Here is a Limoncello Trifle recipe I made over Christmas with ingredients from Waitrose supermarket in the UK, yum yum .....  (don't know about ingredients availability in Italy, perhaps someone can suggest alternatives for any difficult to come by). Raspberry and Limoncello Trifle Madeira cake spread with lemon curd, dosed with limoncello liqueur and all topped off with raspberries and a mascarpone custard – the perfect end to the perfect meal. Preparation time  15 minutes   Serves: 8 Ingredients Madeira Cake (plain sponge) 2 tbsp Zesty Lemon Curd 2 tbsp Santa Marta Limoncello Liqueur 300g pack Frozen British Raspberries, defrosted 250g pack Galbani Italian Mascarpone 500g tub Custard 300 ml tub Whipping Cream 2 tbsp pistachio nuts, chopped Method 1.Cut the cake into six slices, then spread each slice with lemon curd and make 3 'sandwiches'. Slice each pair into quarters, then place in a 2-litre glass bowl. Drizzle the cake with limoncello. Scatter the raspberries over the cake, reserving a few for decoration.   2.Using an electric mixer, gently whisk the mascarpone and custard together until smooth. Spread the custard over the raspberries. Whip the cream until the whisk leaves a soft trail, then spread on top of the custard. Scatter the top of the trifle with the pistachios and the reserved raspberries.   Cook's tip Ready in 30 minutes or less  
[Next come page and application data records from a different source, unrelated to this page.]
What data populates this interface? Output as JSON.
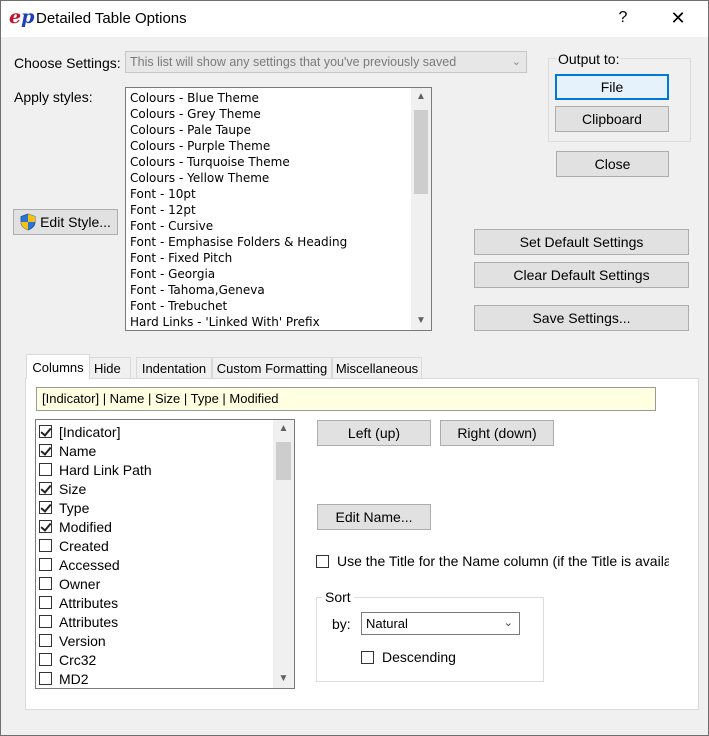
{
  "window": {
    "title": "Detailed Table Options",
    "help_glyph": "?",
    "close_glyph": "✕",
    "app_icon_letters": [
      "e",
      "p"
    ]
  },
  "settings": {
    "choose_label": "Choose Settings:",
    "choose_placeholder": "This list will show any settings that you've previously saved",
    "apply_label": "Apply styles:",
    "styles": [
      "Colours - Blue Theme",
      "Colours - Grey Theme",
      "Colours - Pale Taupe",
      "Colours - Purple Theme",
      "Colours - Turquoise Theme",
      "Colours - Yellow Theme",
      "Font - 10pt",
      "Font - 12pt",
      "Font - Cursive",
      "Font - Emphasise Folders & Heading",
      "Font - Fixed Pitch",
      "Font - Georgia",
      "Font - Tahoma,Geneva",
      "Font - Trebuchet",
      "Hard Links - 'Linked With' Prefix"
    ],
    "edit_style_label": "Edit Style..."
  },
  "output": {
    "label": "Output to:",
    "file_label": "File",
    "clipboard_label": "Clipboard"
  },
  "actions": {
    "close_label": "Close",
    "set_default_label": "Set Default Settings",
    "clear_default_label": "Clear Default Settings",
    "save_label": "Save Settings..."
  },
  "tabs": [
    {
      "label": "Columns"
    },
    {
      "label": "Hide"
    },
    {
      "label": "Indentation"
    },
    {
      "label": "Custom Formatting"
    },
    {
      "label": "Miscellaneous"
    }
  ],
  "active_tab": "Columns",
  "columns": {
    "column_string": "[Indicator] | Name | Size | Type | Modified",
    "items": [
      {
        "label": "[Indicator]",
        "checked": true
      },
      {
        "label": "Name",
        "checked": true
      },
      {
        "label": "Hard Link Path",
        "checked": false
      },
      {
        "label": "Size",
        "checked": true
      },
      {
        "label": "Type",
        "checked": true
      },
      {
        "label": "Modified",
        "checked": true
      },
      {
        "label": "Created",
        "checked": false
      },
      {
        "label": "Accessed",
        "checked": false
      },
      {
        "label": "Owner",
        "checked": false
      },
      {
        "label": "Attributes",
        "checked": false
      },
      {
        "label": "Attributes",
        "checked": false
      },
      {
        "label": "Version",
        "checked": false
      },
      {
        "label": "Crc32",
        "checked": false
      },
      {
        "label": "MD2",
        "checked": false
      }
    ],
    "left_label": "Left (up)",
    "right_label": "Right (down)",
    "edit_name_label": "Edit Name...",
    "use_title_label": "Use the Title for the Name column (if the Title is availab",
    "use_title_checked": false,
    "sort": {
      "legend": "Sort",
      "by_label": "by:",
      "value": "Natural",
      "descending_label": "Descending",
      "descending_checked": false
    }
  }
}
 I followed CaroleB recipe and it turned out a dream. Followed Adraticas advice and keep it in the freezer it must be the best I've tasted (believe me I've tasted quite a few) stays unctuous in the freezer. Quite strong but sooooo Lemony. I also added the juice of two lemons and got hold of Amalfi lemons; if that does make a difference. Off to the supermarket now to buy some more spirit; I'm hooked.........Chin Chin ;)

In reply to by alan h

 My neighbours in Liguria make a delicious lemony liqueur with lemon verbena. I thought they'd told me that this was limoncino as opposed to limoncello but nothing I've read seems to support this. Maybe I misunderstood them or maybe it's a Ligurian thing.  Has anyone else heard this?

 I made my own Limoncello in the run up to Christmas last year, but couldn't get hold of any 95% alcohol. And so, I used normal strength vodka and added sugar syrup (made by Monin), the kind that you can buy for adding to cocktails. This kept the alcohol content up at a reasonable level.